Recap - Orlando Wetlands 2/6/19 Seven excited folks joined us for our annual OWP bird trip and we were
immediately surprised when a Volunteer came up and told us that the Tram was waiting for us! Our driver/guide Mary was excellent and had some good spottings for us, like Blue-headed and White-eyed Vireos and a Gull-billed Tern hanging out with a Caspian and Forster's Terns.
The second surprise was the number of White Pelicans there and Mary told us they had just arrived, all 200 of them! We managed to see 52 species and all contributed to our tally which was great. Some of the birds were as follows:
o Many Roseate Spoonbills well distributed around the ponds o Black-crowned Night Herons o Purple Gallinules o Bald Eagle o Many Wood Storks o Green Heron o All Egrets and Herons except Reddish Egret o Many Glossy Ibis with their deceptive green and bronze colors glowing o Black-bellied Whistling Ducks
The final surprise was a turquoise and black snake on the trail!
Another great day at Orlando Wetlands Park, Jim & Eileen
Of major concern to yours truly recently has been the news that Duke's proposed gas plant is not the only one in the works for our increasingly unnatural nature coast! It seems a second gas plant is also in the planning stages. It is to be located on land owned by Steve Lamb near the Duke Energy plant. This second plant will deal in LNG (Liquid Natural Gas) and get it's gas from the Sabal Trail. If all goes as planned could we someday be seeing LNG transport trucks crowding our highways and LNG tankers leaving the new Port Citrus? Check out the STROM web site at http://www.stromsolutions.com/ and you may find yourself with more questions than answers.

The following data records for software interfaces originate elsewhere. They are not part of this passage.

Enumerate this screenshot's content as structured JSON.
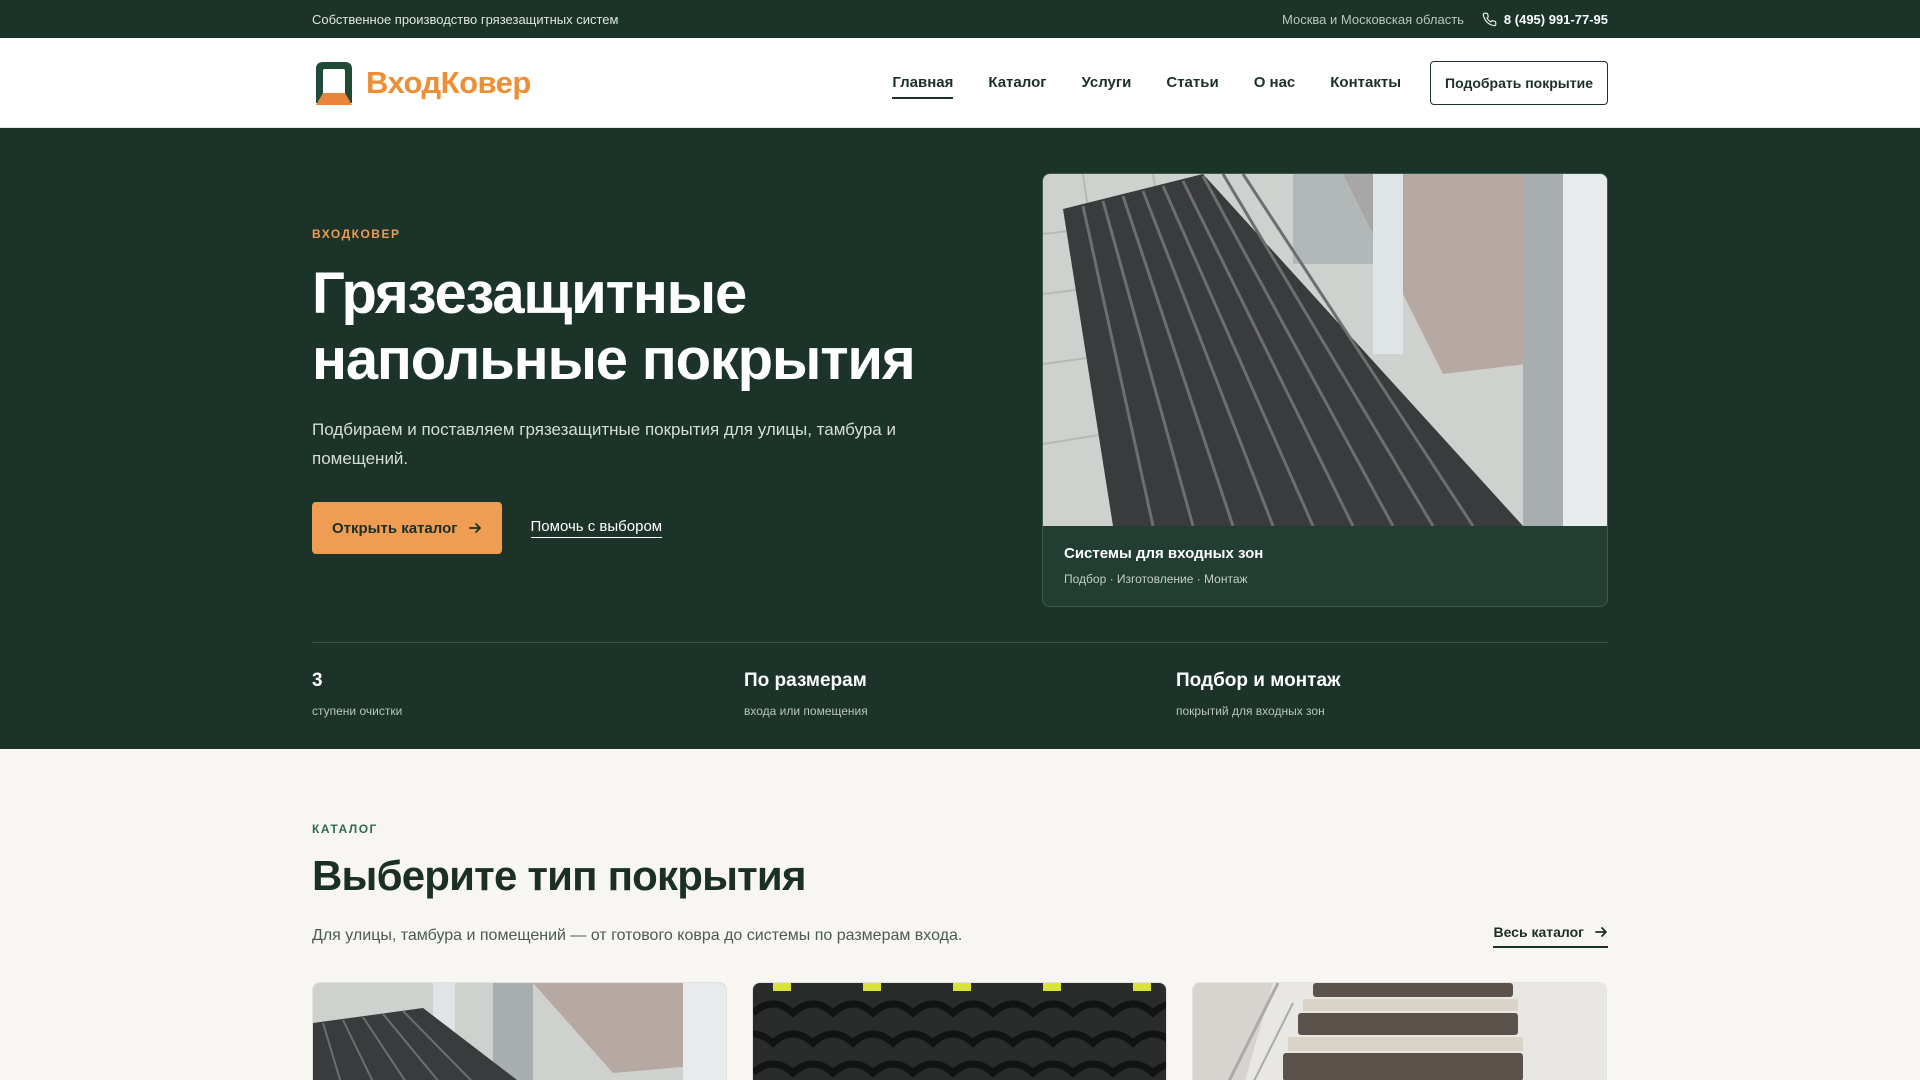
{
  "topbar": {
    "tagline": "Собственное производство грязезащитных систем",
    "region": "Москва и Московская область",
    "phone": "8 (495) 991-77-95"
  },
  "header": {
    "logo_text": "ВходКовер",
    "nav": [
      {
        "label": "Главная",
        "active": true
      },
      {
        "label": "Каталог"
      },
      {
        "label": "Услуги"
      },
      {
        "label": "Статьи"
      },
      {
        "label": "О нас"
      },
      {
        "label": "Контакты"
      }
    ],
    "cta_label": "Подобрать покрытие"
  },
  "hero": {
    "eyebrow": "ВХОДКОВЕР",
    "title_line1": "Грязезащитные",
    "title_line2": "напольные покрытия",
    "subtitle": "Подбираем и поставляем грязезащитные покрытия для улицы, тамбура и помещений.",
    "primary_button": "Открыть каталог",
    "secondary_link": "Помочь с выбором",
    "card": {
      "title": "Системы для входных зон",
      "subtitle": "Подбор · Изготовление · Монтаж"
    },
    "stats": [
      {
        "value": "3",
        "label": "ступени очистки"
      },
      {
        "value": "По размерам",
        "label": "входа или помещения"
      },
      {
        "value": "Подбор и монтаж",
        "label": "покрытий для входных зон"
      }
    ]
  },
  "catalog": {
    "eyebrow": "КАТАЛОГ",
    "title": "Выберите тип покрытия",
    "subtitle": "Для улицы, тамбура и помещений — от готового ковра до системы по размерам входа.",
    "all_link": "Весь каталог"
  },
  "colors": {
    "dark_green": "#1b3328",
    "accent_orange": "#ee9d52",
    "page_bg": "#f7f6f3"
  }
}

Thanks to all our volunteers this year, we had another successful Christmas Bird Count!
Preliminary results show 142 count day species, 3 count week additions, 3 count day species whose observations need verification to be included in the count, and 4 species that are questionable but requests for additional information have been sent out. That gives us a possible total 152 species and a total count of 16,594 birds.
This year’s count was held three weeks earlier than last year so comparing results directly may not be as accurate as we would like it to be. Total birds observed was down by 1447 individuals. We missed 11 count day species, but added 12 new species.